Feodor (Julian Kostov) escapes the camp and is discovered by Louisa who – with sons fighting in the war – decides she can’t give him up and decides to harbour him. She’s aided by her sister, brother and village postmaster (Amanda Abbington, Ronan Keating and John Hannah respectively). She calls him Bill for short and a curious relationship is struck up.

While the outcome is almost inevitable, the story is intriguing and in some respects almost incredible – after a few months, and lucky escapes, Bill is wandering around freely, helping out in the village shop as if he’s part of the furniture. However, it’s the complex social set up of the community during the occupation that is almost more interesting.

Writer Jenny Lecoat deftly weaves in the resistance, the collaborators and grasses, the liaisons between the German troops and some of the women on the island. Choices are made, some of which can be seen with more sympathy than others. The young woman whom Louisa confronts for ‘fraternising’ with the enemy, draws some understanding. The bitter settling of old scores, to the extent that these could lead to imprisonment and deportation to the camps, doesn’t.

Seagrove is superb channeling an obvious motherly instinct for Bill with an infectious optimism, plus her defiance of the occupiers. She’s joined by a cast of seasoned actors (along with the aforementioned there’s Susan Hampshire and Nicholas Farrell) who aren’t going to let anyone down. Kostov is fine as Bill and Keating is ok, though the accent did cross the Irish sea a few times. Director Christopher Menaul paces the film well, imbuing it with rural charm, though carefully tinting it with the bleakness of occupation.

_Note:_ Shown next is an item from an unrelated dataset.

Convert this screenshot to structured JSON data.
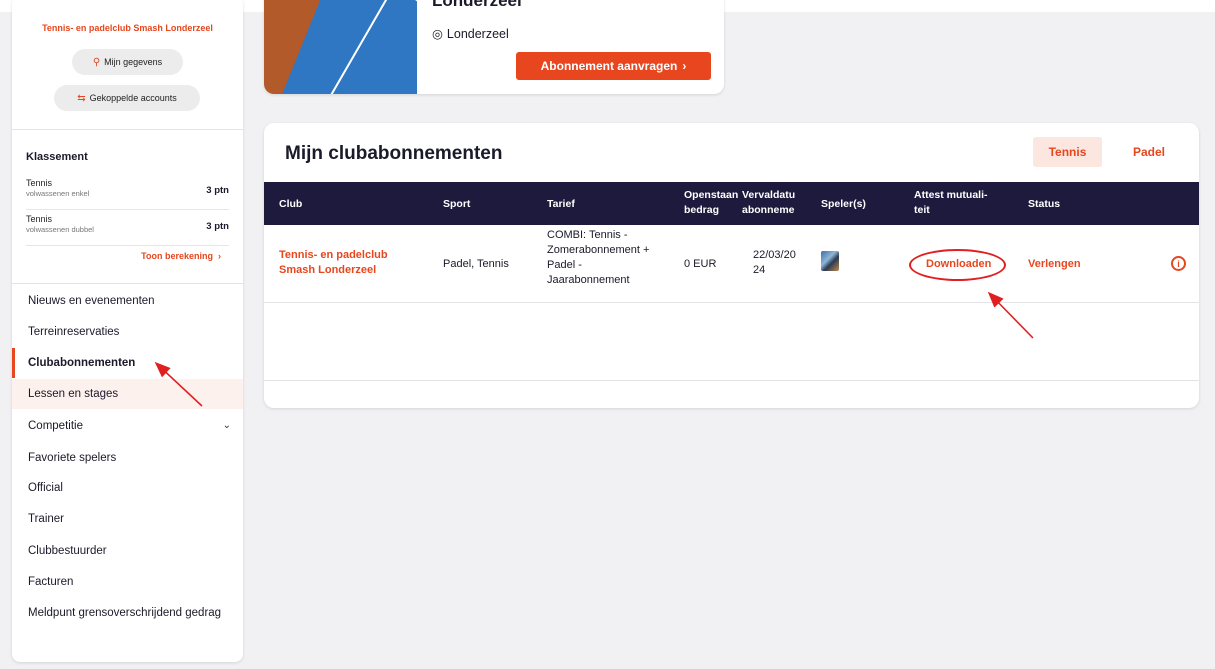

The core of the story is not unique but the occupation of the Channel Islands hasn’t been covered much in films and remains a little-known part of the Second World War. That gives the film an element of curiosity and the fact that the events are true adds great pathos.